We make it to the ancient town of Ponzera (known now as Benzilan), a heat-infested town that remains a domain of sun year round. Locked into a valley along the Yangtze River it was a town with the caravan routes and the Tea Horse Road literally in its every breath for hundreds of years. Known for exquisitely carved butter tea bowls, made from the roots of rhododendron bushes and trees, Ponzera became known for providing the caravan teams with the very best muleteers.
Yanpi, for one night at least, doesn’t have to worry about cooking as we visit a local restaurant and assault as many vegetable and mushroom dishes as we can manage. We are stained with dust and sun, and every piece of clothing and hair smells of acrid wood smoke. Tenzin’s eyes are bloodshot from the sun and pain that still throbs in the souls of his feet.
We learn that Ngawa will not join us for the remainder of our journey. His wife has called him and even a force such as Ngawa doesn’t dare risk the ire of a wife. It is a sudden announcement but in some ways a little comical. This mountain-bred man of incalculable toughness and grit being called by his wife who demands he return immediately.
After Ponzera, our bodies will be required to ascend once again. We will be moving through the lands which hum and suffer under the Himalayan wind’s force. We are getting ever closer to our sacred Shola Pass as well.
Ngawa leaves us and tells me to “greet the great pass for me”. He and I had been to the Shola Pass earlier in the year and the mighty beauty and ferocious elements had brought tears to the tough man’s eyes. When he left he looked downcast, as he would have much rather joined us to ascend the pass than head home, but I knew his wife well and she was not a woman to mess with. He understood his duty to home well.

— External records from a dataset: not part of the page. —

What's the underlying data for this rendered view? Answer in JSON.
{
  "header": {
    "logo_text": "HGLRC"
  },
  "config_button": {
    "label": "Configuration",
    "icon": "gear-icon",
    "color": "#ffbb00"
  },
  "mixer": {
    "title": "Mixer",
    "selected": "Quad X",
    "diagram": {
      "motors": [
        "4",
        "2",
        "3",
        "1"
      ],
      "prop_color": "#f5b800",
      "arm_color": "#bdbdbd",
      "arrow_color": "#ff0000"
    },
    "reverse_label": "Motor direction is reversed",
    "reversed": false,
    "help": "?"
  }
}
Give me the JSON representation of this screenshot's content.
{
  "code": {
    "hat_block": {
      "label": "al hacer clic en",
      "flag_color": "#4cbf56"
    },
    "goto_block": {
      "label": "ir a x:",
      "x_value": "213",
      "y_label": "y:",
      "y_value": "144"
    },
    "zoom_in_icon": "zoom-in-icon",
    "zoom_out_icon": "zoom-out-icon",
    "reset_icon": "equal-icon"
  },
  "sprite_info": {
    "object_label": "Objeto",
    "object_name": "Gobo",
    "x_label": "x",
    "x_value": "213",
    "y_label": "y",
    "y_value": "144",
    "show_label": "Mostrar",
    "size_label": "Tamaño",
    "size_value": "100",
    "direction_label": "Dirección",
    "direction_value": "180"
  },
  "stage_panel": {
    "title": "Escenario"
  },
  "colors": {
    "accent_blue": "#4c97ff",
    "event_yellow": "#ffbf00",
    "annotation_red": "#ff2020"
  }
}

Yanpi tells me later, “we’ll miss his strength in the mountains”. As we would find out, we would indeed miss him in the mountains.